## Work required:
In the entries below, every line with the string "views" is to be reported.

## Data in this exercise:

——————

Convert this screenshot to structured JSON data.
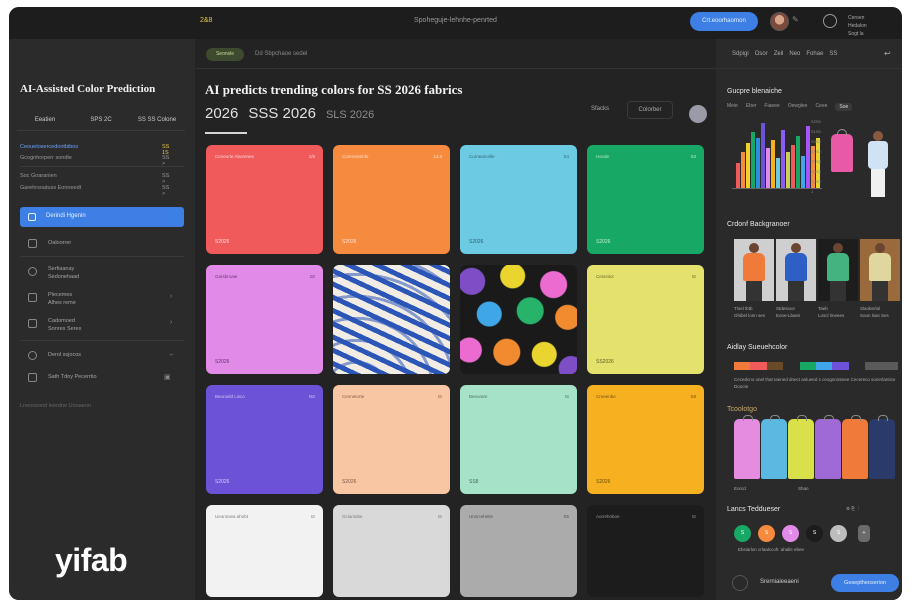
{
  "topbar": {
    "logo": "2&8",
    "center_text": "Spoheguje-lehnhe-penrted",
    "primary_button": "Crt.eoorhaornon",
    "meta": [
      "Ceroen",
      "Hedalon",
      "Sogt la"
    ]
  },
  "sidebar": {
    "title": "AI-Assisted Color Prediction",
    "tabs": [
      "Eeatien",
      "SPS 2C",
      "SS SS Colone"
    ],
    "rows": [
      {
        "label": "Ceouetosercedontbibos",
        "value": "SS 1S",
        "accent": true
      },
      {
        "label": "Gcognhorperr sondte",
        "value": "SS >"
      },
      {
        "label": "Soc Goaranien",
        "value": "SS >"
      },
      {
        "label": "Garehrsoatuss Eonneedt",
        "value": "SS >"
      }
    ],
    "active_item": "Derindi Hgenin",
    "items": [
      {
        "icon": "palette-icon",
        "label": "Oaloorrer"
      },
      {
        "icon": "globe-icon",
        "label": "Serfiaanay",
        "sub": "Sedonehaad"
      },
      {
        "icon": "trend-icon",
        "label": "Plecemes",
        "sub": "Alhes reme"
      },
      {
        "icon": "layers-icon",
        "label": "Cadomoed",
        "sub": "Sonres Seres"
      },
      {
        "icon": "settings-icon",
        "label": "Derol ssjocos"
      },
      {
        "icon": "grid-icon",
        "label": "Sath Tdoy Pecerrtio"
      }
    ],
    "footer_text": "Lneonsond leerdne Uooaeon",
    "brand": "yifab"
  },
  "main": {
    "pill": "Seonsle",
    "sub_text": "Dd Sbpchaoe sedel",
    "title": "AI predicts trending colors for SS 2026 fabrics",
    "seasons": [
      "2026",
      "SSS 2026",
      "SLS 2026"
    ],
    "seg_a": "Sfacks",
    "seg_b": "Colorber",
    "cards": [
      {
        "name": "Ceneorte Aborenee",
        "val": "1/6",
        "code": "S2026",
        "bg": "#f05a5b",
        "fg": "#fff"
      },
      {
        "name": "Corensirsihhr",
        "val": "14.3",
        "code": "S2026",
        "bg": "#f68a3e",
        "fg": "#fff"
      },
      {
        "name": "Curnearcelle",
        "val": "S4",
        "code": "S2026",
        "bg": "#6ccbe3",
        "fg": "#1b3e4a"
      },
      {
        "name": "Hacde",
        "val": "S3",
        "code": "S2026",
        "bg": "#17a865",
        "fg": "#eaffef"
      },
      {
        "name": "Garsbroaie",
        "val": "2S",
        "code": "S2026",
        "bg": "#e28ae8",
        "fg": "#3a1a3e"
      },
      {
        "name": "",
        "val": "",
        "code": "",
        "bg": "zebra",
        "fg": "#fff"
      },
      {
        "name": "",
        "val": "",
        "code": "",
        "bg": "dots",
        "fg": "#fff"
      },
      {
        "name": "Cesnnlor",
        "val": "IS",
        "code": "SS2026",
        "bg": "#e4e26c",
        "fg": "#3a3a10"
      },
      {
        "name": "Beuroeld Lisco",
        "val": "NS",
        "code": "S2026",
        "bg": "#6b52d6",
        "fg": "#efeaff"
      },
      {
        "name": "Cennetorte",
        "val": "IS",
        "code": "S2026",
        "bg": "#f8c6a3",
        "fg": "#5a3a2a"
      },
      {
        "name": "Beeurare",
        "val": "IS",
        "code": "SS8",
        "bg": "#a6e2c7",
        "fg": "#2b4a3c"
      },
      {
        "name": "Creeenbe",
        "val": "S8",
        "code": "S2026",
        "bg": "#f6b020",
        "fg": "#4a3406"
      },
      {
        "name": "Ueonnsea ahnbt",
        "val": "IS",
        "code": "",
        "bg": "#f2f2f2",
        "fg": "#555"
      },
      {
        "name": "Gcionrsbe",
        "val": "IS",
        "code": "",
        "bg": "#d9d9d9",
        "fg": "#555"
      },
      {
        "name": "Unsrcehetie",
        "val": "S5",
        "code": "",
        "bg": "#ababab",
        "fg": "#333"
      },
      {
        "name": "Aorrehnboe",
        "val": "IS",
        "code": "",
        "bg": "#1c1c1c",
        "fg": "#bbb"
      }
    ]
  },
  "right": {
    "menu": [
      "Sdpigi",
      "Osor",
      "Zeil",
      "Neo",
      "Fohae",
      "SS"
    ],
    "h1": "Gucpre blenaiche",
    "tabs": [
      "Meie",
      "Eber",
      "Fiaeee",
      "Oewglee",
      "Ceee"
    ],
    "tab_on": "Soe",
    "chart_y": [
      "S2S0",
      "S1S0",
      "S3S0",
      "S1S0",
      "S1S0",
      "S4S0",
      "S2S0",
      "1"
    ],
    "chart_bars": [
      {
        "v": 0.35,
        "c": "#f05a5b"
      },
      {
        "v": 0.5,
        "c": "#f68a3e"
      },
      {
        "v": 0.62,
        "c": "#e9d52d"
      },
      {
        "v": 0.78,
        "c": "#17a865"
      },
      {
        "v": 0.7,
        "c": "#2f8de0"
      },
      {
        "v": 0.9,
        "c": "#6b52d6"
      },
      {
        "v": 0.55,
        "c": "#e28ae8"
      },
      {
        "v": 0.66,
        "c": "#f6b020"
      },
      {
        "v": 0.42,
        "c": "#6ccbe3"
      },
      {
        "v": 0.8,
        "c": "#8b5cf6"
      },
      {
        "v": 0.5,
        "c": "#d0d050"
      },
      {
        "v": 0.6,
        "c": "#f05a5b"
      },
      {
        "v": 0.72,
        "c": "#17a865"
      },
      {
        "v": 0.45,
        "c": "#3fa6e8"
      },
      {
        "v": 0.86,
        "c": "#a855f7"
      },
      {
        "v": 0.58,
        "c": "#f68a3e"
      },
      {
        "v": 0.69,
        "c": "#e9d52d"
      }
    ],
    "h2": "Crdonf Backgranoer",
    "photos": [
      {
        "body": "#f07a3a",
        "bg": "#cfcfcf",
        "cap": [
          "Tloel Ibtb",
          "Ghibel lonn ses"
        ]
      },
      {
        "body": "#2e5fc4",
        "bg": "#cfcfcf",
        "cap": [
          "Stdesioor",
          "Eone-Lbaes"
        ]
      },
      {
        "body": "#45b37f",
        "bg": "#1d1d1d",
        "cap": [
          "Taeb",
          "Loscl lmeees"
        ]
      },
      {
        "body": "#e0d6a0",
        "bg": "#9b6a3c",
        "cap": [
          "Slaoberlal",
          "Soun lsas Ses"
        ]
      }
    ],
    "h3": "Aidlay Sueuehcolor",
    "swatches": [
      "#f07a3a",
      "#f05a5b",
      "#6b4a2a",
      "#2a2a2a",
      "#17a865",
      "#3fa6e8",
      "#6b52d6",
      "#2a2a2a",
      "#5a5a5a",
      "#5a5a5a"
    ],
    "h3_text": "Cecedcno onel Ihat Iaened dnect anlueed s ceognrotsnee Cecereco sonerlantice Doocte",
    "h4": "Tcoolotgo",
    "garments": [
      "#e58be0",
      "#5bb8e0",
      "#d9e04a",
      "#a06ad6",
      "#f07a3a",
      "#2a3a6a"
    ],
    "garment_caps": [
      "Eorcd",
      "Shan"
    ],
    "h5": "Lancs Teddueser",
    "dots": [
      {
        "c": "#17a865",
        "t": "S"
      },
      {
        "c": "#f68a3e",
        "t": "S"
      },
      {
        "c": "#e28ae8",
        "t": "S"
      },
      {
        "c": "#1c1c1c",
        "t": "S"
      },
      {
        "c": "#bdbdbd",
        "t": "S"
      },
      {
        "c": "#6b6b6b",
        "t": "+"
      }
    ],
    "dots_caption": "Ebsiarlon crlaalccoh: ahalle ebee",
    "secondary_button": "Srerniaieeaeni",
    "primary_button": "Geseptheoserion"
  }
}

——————

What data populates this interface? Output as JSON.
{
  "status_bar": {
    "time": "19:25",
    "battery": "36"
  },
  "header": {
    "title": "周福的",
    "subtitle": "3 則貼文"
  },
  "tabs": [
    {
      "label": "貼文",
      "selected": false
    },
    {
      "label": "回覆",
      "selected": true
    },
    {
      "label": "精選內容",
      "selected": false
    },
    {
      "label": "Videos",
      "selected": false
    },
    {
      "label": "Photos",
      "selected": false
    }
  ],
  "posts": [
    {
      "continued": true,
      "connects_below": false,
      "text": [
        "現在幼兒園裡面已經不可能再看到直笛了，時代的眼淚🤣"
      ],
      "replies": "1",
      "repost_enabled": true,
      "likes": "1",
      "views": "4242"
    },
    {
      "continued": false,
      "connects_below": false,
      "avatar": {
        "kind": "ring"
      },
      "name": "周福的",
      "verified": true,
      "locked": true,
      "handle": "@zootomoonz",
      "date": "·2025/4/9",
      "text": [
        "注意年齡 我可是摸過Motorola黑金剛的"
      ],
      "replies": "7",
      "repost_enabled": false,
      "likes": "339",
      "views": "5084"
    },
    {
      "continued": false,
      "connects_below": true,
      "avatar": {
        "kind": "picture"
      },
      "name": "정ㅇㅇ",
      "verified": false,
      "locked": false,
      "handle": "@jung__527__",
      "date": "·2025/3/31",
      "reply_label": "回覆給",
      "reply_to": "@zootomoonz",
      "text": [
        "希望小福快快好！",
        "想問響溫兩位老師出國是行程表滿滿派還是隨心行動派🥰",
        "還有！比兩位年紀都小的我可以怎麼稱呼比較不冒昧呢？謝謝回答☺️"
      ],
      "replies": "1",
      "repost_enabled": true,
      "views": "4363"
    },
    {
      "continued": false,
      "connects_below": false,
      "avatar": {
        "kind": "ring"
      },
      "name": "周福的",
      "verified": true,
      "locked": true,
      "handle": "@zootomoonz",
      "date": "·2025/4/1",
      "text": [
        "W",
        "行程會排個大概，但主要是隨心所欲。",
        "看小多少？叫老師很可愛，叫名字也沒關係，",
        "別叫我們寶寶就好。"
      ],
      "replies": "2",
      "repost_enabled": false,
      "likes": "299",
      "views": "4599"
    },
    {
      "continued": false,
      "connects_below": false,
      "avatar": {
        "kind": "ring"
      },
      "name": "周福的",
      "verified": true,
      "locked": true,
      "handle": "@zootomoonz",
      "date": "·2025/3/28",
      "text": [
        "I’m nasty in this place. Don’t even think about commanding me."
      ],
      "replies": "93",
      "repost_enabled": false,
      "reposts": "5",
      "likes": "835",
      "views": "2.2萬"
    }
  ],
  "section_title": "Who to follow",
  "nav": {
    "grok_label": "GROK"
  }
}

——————

## Result for this task:
      "views": "4242"
      "views": "5084"
      "views": "4363"
      "views": "4599"
      "views": "2.2萬"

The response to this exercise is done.